Data for the task:
━━━━━━━━

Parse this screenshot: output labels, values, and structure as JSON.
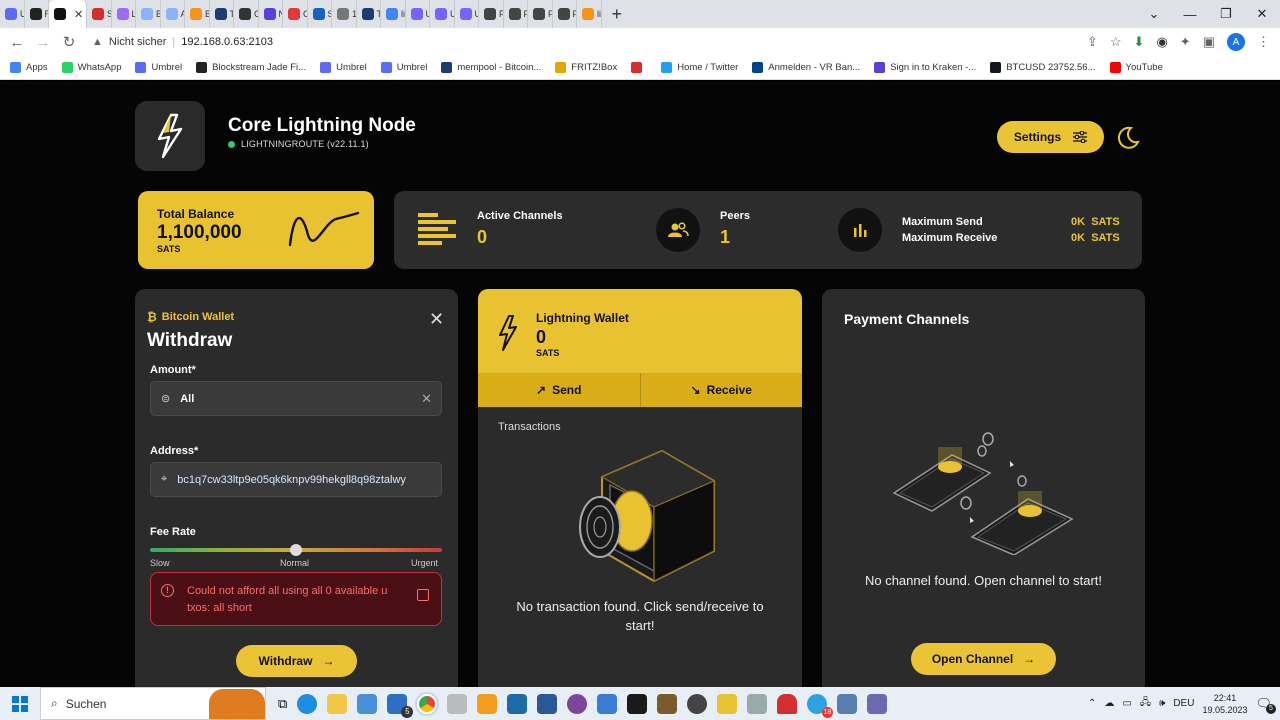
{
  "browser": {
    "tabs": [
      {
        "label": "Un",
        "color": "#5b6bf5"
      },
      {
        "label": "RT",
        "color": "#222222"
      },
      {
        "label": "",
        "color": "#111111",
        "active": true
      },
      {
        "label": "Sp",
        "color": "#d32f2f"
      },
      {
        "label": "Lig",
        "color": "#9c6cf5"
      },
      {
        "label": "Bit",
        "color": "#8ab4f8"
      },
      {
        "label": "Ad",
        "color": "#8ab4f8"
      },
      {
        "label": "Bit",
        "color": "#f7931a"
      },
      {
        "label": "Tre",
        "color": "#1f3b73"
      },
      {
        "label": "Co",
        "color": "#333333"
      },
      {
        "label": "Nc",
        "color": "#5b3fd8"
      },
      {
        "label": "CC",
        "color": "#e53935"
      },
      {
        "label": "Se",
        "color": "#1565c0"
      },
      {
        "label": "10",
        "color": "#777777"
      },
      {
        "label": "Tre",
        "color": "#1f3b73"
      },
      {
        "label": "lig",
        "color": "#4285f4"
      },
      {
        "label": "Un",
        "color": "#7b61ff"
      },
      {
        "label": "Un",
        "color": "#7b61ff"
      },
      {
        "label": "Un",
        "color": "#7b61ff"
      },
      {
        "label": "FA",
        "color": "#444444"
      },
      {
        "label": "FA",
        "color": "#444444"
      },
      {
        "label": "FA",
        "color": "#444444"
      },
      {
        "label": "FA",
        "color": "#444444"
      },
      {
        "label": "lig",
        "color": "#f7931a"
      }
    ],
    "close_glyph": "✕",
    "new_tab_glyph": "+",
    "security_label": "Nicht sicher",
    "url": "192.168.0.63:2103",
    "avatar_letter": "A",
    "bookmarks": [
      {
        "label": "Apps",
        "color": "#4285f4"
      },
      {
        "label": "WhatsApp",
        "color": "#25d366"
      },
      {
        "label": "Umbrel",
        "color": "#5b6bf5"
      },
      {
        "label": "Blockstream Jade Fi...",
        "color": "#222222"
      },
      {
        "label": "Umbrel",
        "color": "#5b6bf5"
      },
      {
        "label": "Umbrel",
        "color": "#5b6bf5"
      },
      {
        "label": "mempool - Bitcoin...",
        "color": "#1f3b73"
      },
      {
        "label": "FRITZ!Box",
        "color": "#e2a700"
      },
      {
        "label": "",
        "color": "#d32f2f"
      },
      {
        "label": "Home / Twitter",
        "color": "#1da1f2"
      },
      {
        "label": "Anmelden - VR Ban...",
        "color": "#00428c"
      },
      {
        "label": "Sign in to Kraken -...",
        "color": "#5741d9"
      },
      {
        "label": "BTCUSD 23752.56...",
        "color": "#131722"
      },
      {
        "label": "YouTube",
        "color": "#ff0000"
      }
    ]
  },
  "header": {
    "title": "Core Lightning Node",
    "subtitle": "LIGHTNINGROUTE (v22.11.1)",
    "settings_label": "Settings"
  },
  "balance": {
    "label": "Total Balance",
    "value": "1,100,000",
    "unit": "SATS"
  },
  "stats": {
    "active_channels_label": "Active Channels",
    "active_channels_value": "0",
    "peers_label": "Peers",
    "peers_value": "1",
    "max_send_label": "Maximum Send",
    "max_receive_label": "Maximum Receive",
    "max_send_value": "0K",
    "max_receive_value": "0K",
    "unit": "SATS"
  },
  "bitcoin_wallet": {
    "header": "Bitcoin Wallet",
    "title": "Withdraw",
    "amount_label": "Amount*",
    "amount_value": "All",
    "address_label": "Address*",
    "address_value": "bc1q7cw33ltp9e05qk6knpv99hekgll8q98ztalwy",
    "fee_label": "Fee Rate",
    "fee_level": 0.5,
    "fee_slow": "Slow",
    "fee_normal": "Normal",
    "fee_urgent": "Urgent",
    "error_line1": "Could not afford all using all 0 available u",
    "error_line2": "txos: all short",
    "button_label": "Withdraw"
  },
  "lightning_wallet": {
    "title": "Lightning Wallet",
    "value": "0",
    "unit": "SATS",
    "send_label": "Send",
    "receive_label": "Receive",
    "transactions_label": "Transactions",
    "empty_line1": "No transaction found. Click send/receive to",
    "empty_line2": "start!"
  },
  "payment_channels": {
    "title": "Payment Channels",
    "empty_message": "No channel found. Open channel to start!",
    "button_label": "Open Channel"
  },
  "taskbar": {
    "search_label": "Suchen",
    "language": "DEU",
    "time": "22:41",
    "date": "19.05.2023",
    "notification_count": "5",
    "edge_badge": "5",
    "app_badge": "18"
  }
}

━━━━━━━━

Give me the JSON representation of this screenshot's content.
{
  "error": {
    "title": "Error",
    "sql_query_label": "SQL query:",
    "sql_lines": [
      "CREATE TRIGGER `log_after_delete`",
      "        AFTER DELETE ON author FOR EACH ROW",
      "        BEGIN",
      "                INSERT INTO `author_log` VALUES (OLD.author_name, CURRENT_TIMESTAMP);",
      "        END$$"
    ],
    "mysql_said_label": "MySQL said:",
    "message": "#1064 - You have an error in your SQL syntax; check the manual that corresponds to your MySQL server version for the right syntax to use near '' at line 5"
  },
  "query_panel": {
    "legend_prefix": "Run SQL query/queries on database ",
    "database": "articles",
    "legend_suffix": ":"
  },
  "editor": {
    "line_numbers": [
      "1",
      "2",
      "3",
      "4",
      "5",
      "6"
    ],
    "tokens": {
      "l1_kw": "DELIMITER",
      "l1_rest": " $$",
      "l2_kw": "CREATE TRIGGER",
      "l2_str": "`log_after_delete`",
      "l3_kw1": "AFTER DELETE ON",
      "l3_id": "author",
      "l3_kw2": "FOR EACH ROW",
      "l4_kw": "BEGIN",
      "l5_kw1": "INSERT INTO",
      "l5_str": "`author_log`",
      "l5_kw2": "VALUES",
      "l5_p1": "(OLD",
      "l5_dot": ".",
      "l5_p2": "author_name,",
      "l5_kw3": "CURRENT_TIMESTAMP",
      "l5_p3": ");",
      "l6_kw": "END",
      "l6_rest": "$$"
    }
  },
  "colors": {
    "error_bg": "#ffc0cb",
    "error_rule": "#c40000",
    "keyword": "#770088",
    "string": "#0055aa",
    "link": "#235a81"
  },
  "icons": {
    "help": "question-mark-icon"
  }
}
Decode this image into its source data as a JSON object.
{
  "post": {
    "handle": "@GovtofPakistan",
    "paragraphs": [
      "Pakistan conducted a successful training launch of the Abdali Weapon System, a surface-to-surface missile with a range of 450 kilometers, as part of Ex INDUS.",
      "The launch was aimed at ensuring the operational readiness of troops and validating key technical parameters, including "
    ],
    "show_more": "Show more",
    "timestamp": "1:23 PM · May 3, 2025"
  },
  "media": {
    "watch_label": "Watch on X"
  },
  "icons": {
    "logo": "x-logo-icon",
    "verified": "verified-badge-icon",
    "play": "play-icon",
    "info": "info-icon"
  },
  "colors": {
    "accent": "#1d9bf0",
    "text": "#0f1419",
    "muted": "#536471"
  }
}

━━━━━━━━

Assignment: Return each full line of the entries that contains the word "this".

Your solution:
Parse this screenshot: output labels, values, and structure as JSON.
Give me the JSON representation of this screenshot's content.
Decode this image into its source data as a JSON object.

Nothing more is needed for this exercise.